--- What this task involves ---
Every line below is to be given again precisely; images are to be left out.

Start of Source material

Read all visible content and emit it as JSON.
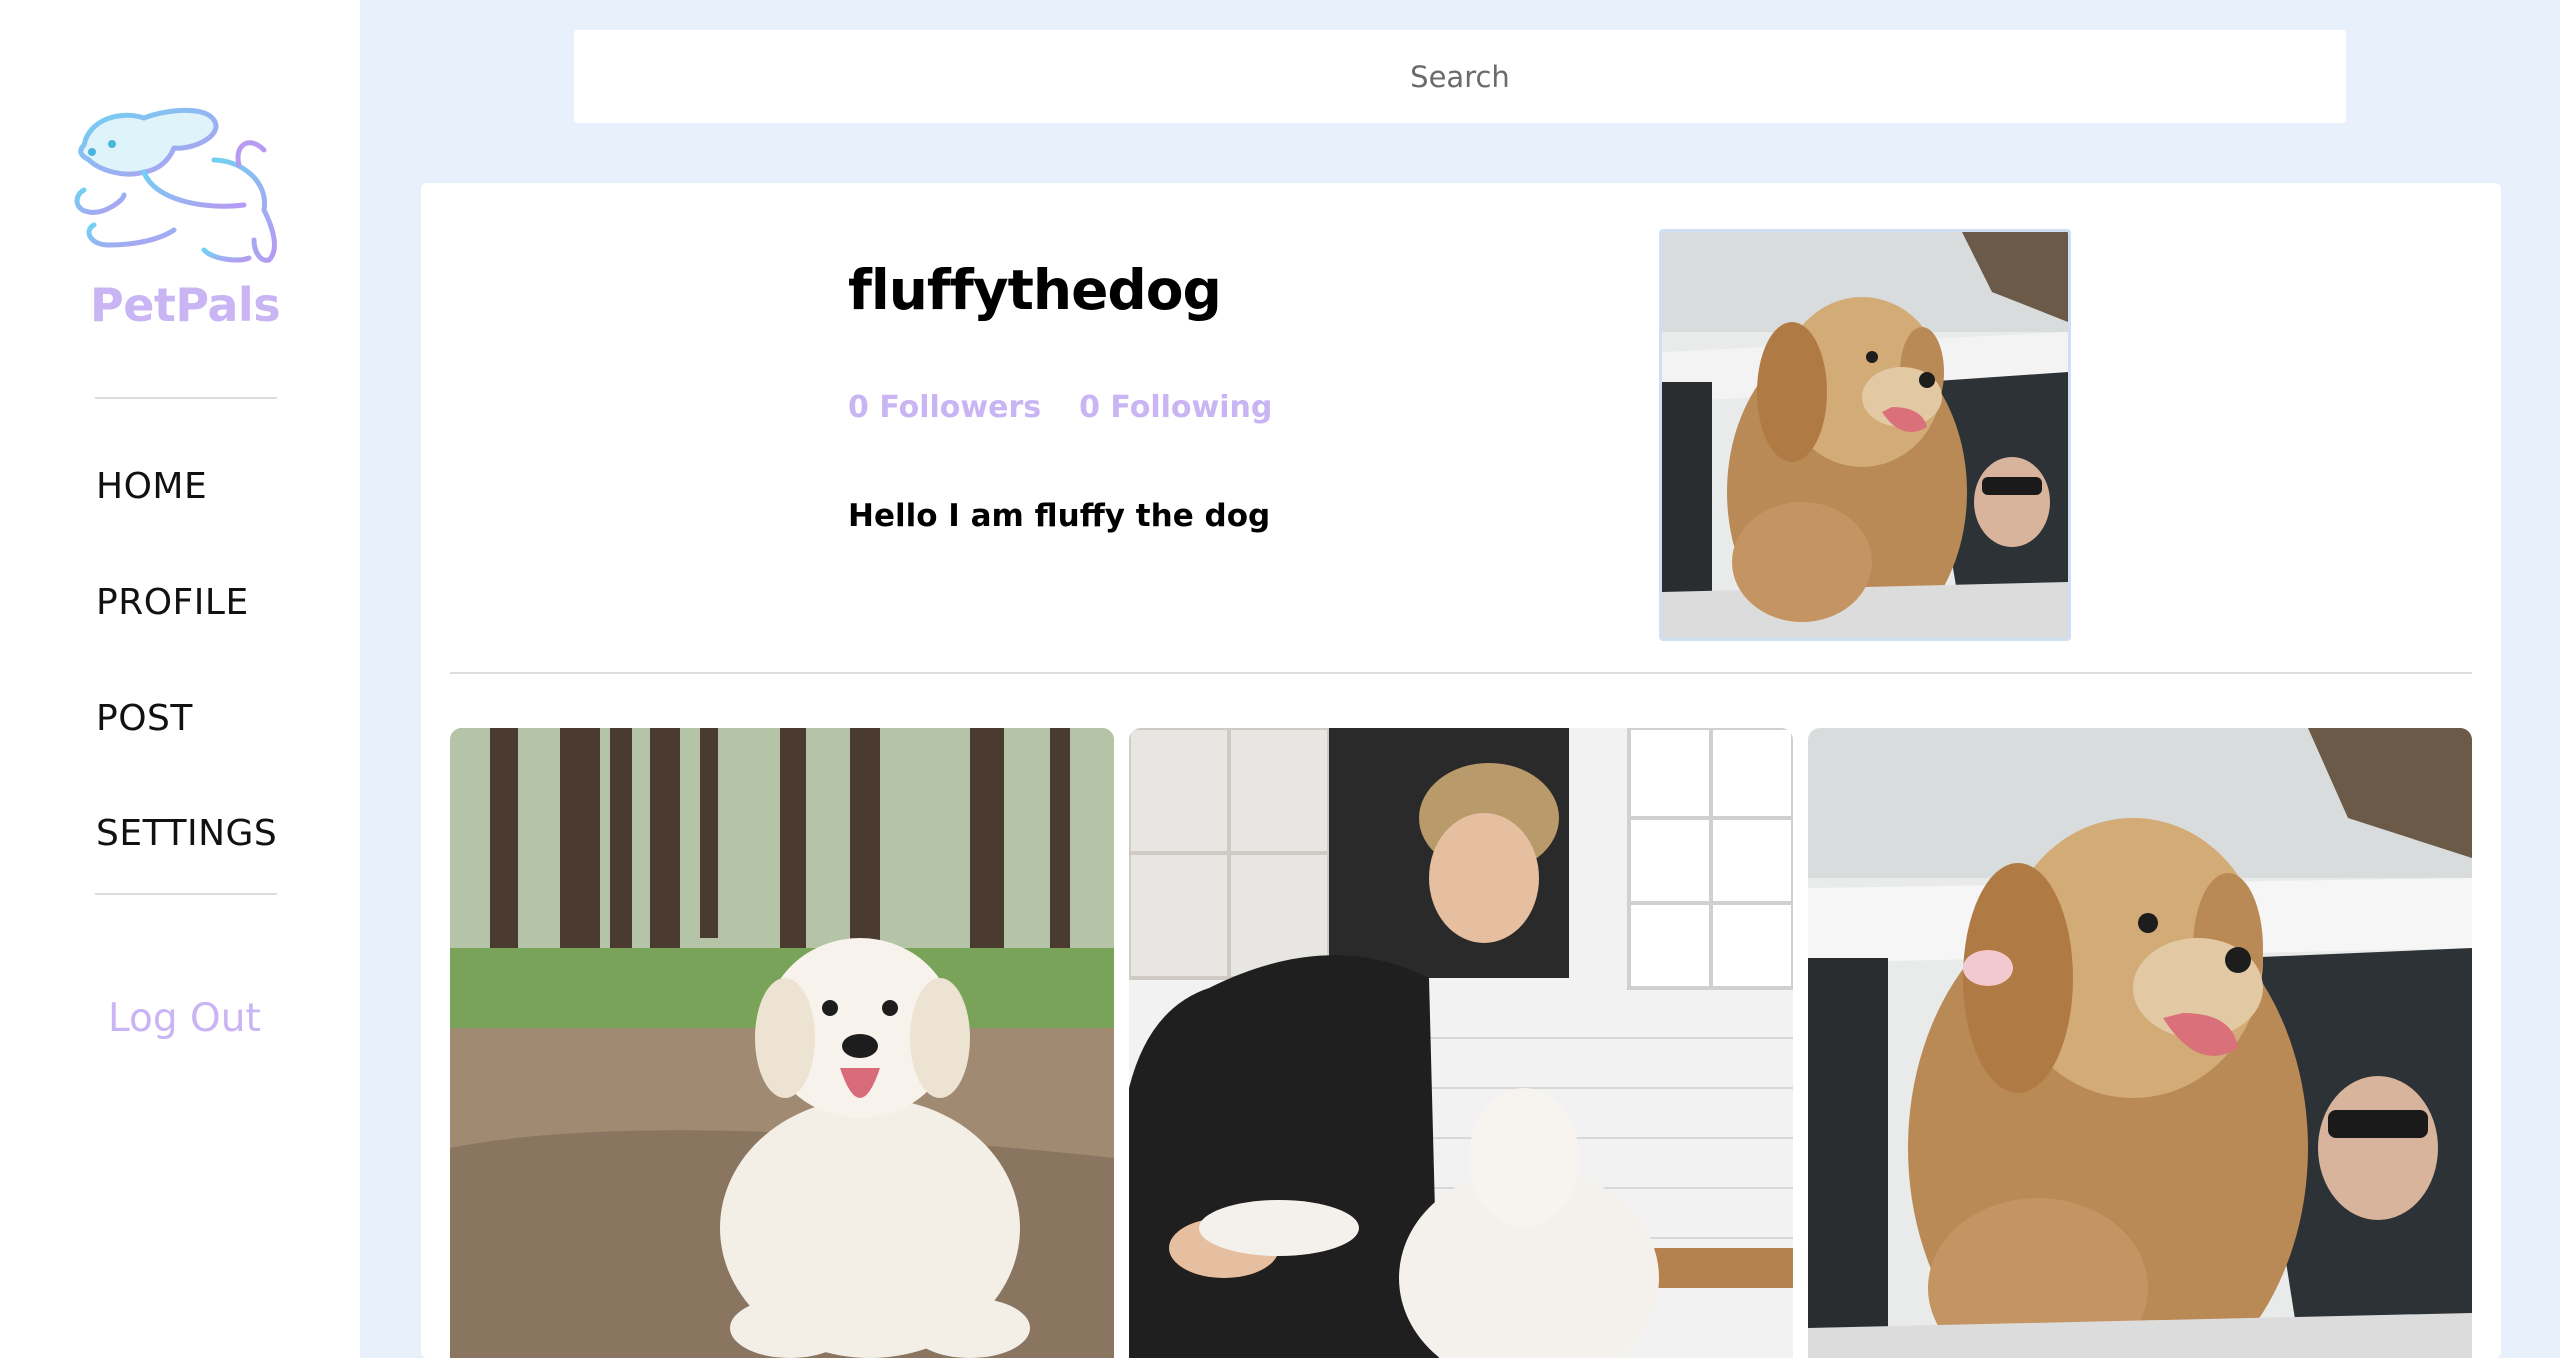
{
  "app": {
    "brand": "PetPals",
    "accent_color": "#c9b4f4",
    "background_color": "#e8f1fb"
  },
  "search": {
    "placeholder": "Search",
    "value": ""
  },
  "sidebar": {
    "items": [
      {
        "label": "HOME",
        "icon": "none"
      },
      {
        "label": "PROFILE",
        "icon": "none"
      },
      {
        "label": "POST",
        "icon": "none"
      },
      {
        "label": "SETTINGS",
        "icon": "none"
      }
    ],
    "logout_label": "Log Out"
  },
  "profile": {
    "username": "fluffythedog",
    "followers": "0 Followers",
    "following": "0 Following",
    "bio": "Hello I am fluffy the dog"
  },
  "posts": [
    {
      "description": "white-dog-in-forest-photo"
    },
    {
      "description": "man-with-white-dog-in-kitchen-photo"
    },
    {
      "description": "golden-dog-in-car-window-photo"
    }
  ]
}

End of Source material

--- Answer for the task ---
Read all visible content and emit it as JSON.
{
  "app": {
    "brand": "PetPals",
    "accent_color": "#c9b4f4",
    "background_color": "#e8f1fb"
  },
  "search": {
    "placeholder": "Search",
    "value": ""
  },
  "sidebar": {
    "items": [
      {
        "label": "HOME",
        "icon": "none"
      },
      {
        "label": "PROFILE",
        "icon": "none"
      },
      {
        "label": "POST",
        "icon": "none"
      },
      {
        "label": "SETTINGS",
        "icon": "none"
      }
    ],
    "logout_label": "Log Out"
  },
  "profile": {
    "username": "fluffythedog",
    "followers": "0 Followers",
    "following": "0 Following",
    "bio": "Hello I am fluffy the dog"
  },
  "posts": [
    {
      "description": "white-dog-in-forest-photo"
    },
    {
      "description": "man-with-white-dog-in-kitchen-photo"
    },
    {
      "description": "golden-dog-in-car-window-photo"
    }
  ]
}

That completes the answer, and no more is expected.